Sunrise came into being as the result of our belief that men and women in all walks of life in every country had thoughts and experiences worth sharing with others — experiences which meant the difference between success and failure, between joy and unhappiness, between a broad and a narrow horizon of life. — James A. Long
Opening the 54th year of Sunrise provides an opportunity to review the reasons for its founding and continuance. As it is a theosophical magazine, we may find some insight by examining the impulses behind the Theosophical Society. This Society was founded almost 130 years ago, not to create a new religion or set of orthodox beliefs, but to form the core of a genuine brotherhood of humanity and to encourage the search for truth through "free and fearless investigation" — investigation not hemmed in by authorities, ancient or modern. Its founders sought particularly to foster compassion and the practical expression of altruism in people's lives.
Over the decades the modern theosophical movement has grown into a banyan tree with several trunks and many branches. A wide variety of organizations and spiritual instructors trace themselves back, wholly or in part, to H. P. Blavatsky and her teachers: the Theosophical Societies, the United Lodge of Theosophists, The Temple of the People (Halcyon, California), the Anthroposophical Society, the Lucis Trust and Arcane School, the Agni Yoga Society, and the Church Universal and Triumphant — among many, many others. Some of these groups differ very widely in teaching, literature, and approach, but however different they may be, most still have at their heart one or more of the Theosophical Society's principal objectives: universal brotherhood, knowledge of self and nature, and study of the world's religions, philosophies, and sciences.

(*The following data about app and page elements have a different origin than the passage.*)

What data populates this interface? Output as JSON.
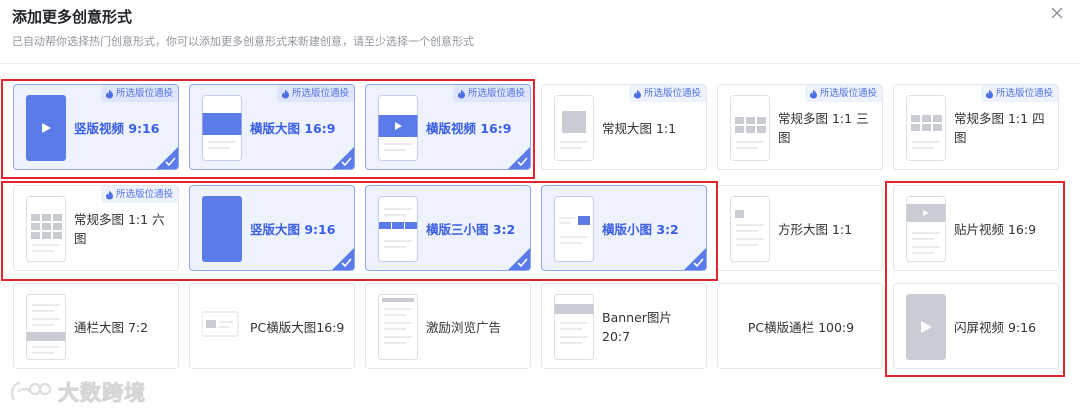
{
  "dialog": {
    "title": "添加更多创意形式",
    "subtitle": "已自动帮你选择热门创意形式，你可以添加更多创意形式来新建创意，请至少选择一个创意形式",
    "close_icon": "close-icon"
  },
  "badge_text": "所选版位通投",
  "colors": {
    "accent": "#3a5ee6",
    "highlight": "#e1252d",
    "selected_bg": "#eef2fd"
  },
  "cards": [
    {
      "label": "竖版视频 9:16",
      "selected": true,
      "badge": true,
      "thumb": "vertical-video"
    },
    {
      "label": "横版大图 16:9",
      "selected": true,
      "badge": true,
      "thumb": "horizontal-image"
    },
    {
      "label": "横版视频 16:9",
      "selected": true,
      "badge": true,
      "thumb": "horizontal-video"
    },
    {
      "label": "常规大图 1:1",
      "selected": false,
      "badge": true,
      "thumb": "square-image"
    },
    {
      "label": "常规多图 1:1 三图",
      "selected": false,
      "badge": true,
      "thumb": "grid-3"
    },
    {
      "label": "常规多图 1:1 四图",
      "selected": false,
      "badge": true,
      "thumb": "grid-4"
    },
    {
      "label": "常规多图 1:1 六图",
      "selected": false,
      "badge": true,
      "thumb": "grid-6"
    },
    {
      "label": "竖版大图 9:16",
      "selected": true,
      "badge": false,
      "thumb": "vertical-image"
    },
    {
      "label": "横版三小图 3:2",
      "selected": true,
      "badge": false,
      "thumb": "three-small"
    },
    {
      "label": "横版小图 3:2",
      "selected": true,
      "badge": false,
      "thumb": "small-image"
    },
    {
      "label": "方形大图 1:1",
      "selected": false,
      "badge": false,
      "thumb": "square-large"
    },
    {
      "label": "贴片视频 16:9",
      "selected": false,
      "badge": false,
      "thumb": "patch-video"
    },
    {
      "label": "通栏大图 7:2",
      "selected": false,
      "badge": false,
      "thumb": "banner-bar"
    },
    {
      "label": "PC横版大图16:9",
      "selected": false,
      "badge": false,
      "thumb": "pc-image"
    },
    {
      "label": "激励浏览广告",
      "selected": false,
      "badge": false,
      "thumb": "incentive"
    },
    {
      "label": "Banner图片 20:7",
      "selected": false,
      "badge": false,
      "thumb": "banner-image"
    },
    {
      "label": "PC横版通栏 100:9",
      "selected": false,
      "badge": false,
      "thumb": "none"
    },
    {
      "label": "闪屏视频 9:16",
      "selected": false,
      "badge": false,
      "thumb": "splash-video"
    }
  ],
  "watermark": {
    "text": "大数跨境"
  }
}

The pernicious effects of past intolerance and dogmatism upon our world are obvious and, because these forces are rooted in human nature, today they are as alive as ever. We see them in varying degrees everywhere: in science, religion, academia, politics, and unfortunately in the theosophical movement. Despite its watchword of universal brotherhood, when members and organizations have disagreed or come into conflict, all too often they have treated each other as apostate or worse. While this has begun to change, one still finds people who are appalled if their organization or fellow members voice, publish, or cite material from "heretical" teachers and institutions, or works that purport to be inspired or dictated by spiritual adepts or Ascended Masters — except, of course, those works within their own tradition or approved of by themselves. They fear that less perceptive souls will be misled by erroneous teachings and their own organization will be tainted by association. Whatever the merits or demerits of particular books, authors, ideas, or organizations, this attitude is orthodoxy pure and simple, and organizations supporting such positions have in fact become sects, whether they recognize it or not.
H. P. Blavatsky repudiated this narrow outlook in her own periodicals. It is hard to imagine more diverse material than appeared in the early volumes of her Theosophist, each issue of which contained the notice: "The Editors disclaim responsibility for opinions expressed by contributors in their articles, with some of which they agree, with others, not. Great latitude is allowed to correspondents, and they alone are accountable for what they write." In 1888 she answered readers of her new journal, Lucifer, who "cannot see why it should not be a purely Theosophical magazine,"
in other words, why it refuses to be dogmatic and bigoted. Instead of devoting every inch of space to theosophical and occult teachings, it opens its pages "to the publication of the most grotesquely heterogeneous elements and conflicting doctrines." This is the chief accusation, to which we answer — why not? Theosophy is divine knowledge, and knowledge is truth; every true fact, every sincere word are thus part and parcel of Theosophy. One who is skilled in divine alchemy, or even approximately blessed with the gift of the perception of truth, will find and extract it from an erroneous as much as from a correct statement. However small the particle of gold lost in a ton of rubbish, it is the noble metal still, and worthy of being dug out even at the price of some extra trouble. — "What Is Truth?," February 1888, p. 431
And let us not forget that one man's rubbish may be another man's compost. Who can say what will stimulate a person to awaken to a new insight or move farther along the pathway toward truth?
As a magazine offering "theosophic perspectives," Sunrise continues to take its stand squarely on brotherhood and on each individual's "free and fearless investigation" of himself, human knowledge, and the cosmos. It encourages seeking truth whole-heartedly — and in the process not only loving our neighbor as ourself, but respecting his or her individual discernment and right to differ. Its editors decline to promote orthodoxy or sectarianism, and do not consider opinions and statements that appear in the magazine as authoritative. Most importantly, its pages will continue to be a forum for people to share the thoughts and experiences which have made a difference in their lives. In this way Sunrise seeks to forward the original objectives of its founder and the founders of the Theosophical Society.
(From Sunrise magazine, October/November 2004; copyright © 2004 Theosophical University Press)
Beware of fear that spreadeth, like the black and soundless wings of midnight bat, between the moonlight of thy Soul and thy great goal that loometh in the distance far away. Fear, O disciple, kills the will and stays all action. — H. P. Blavatsky